● **Exercise prompt**: Only the pictures are to be dropped, and the rest of the data should be copied exactly.
──────── Supplied information ────────
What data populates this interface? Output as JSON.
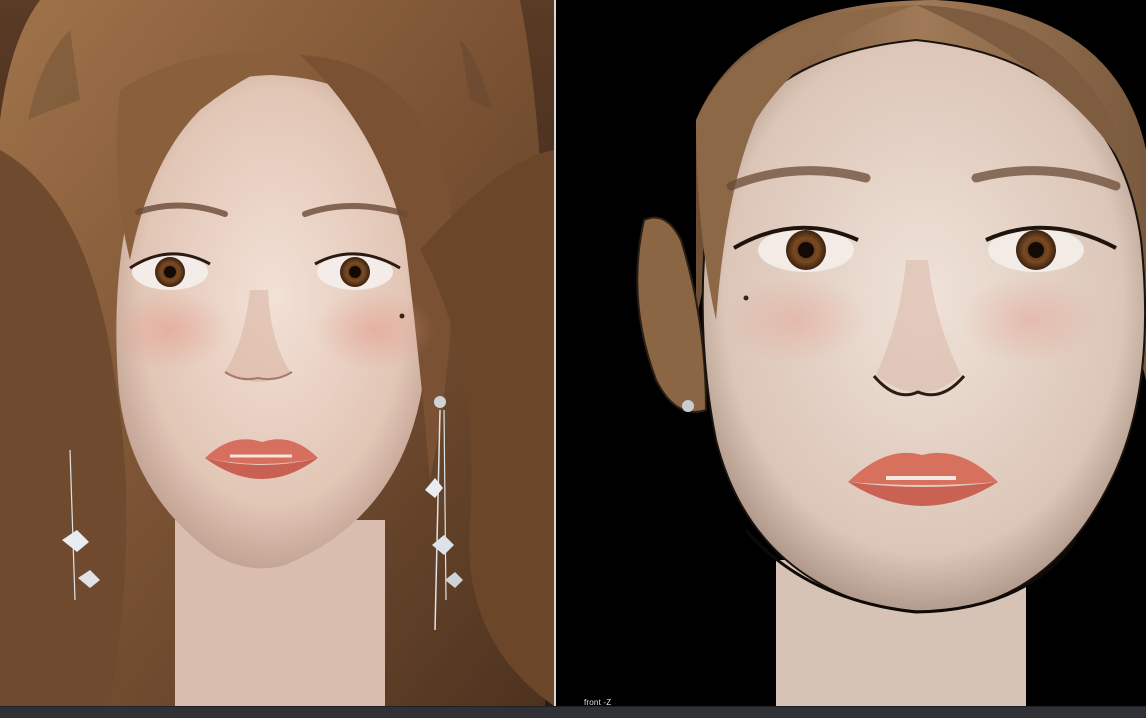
{
  "viewport": {
    "label": "front -Z"
  },
  "panes": {
    "left": {
      "content": "rendered-character-portrait"
    },
    "right": {
      "content": "sculpt-viewport-front-view"
    }
  },
  "colors": {
    "viewport_bg": "#000000",
    "statusbar_bg": "#2f3136",
    "divider": "#d8d8d8"
  }
}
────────
● **Problem solution**:
What data populates this interface? Output as JSON.
{
  "viewport": {
    "label": "front -Z"
  },
  "panes": {
    "left": {
      "content": "rendered-character-portrait"
    },
    "right": {
      "content": "sculpt-viewport-front-view"
    }
  },
  "colors": {
    "viewport_bg": "#000000",
    "statusbar_bg": "#2f3136",
    "divider": "#d8d8d8"
  }
}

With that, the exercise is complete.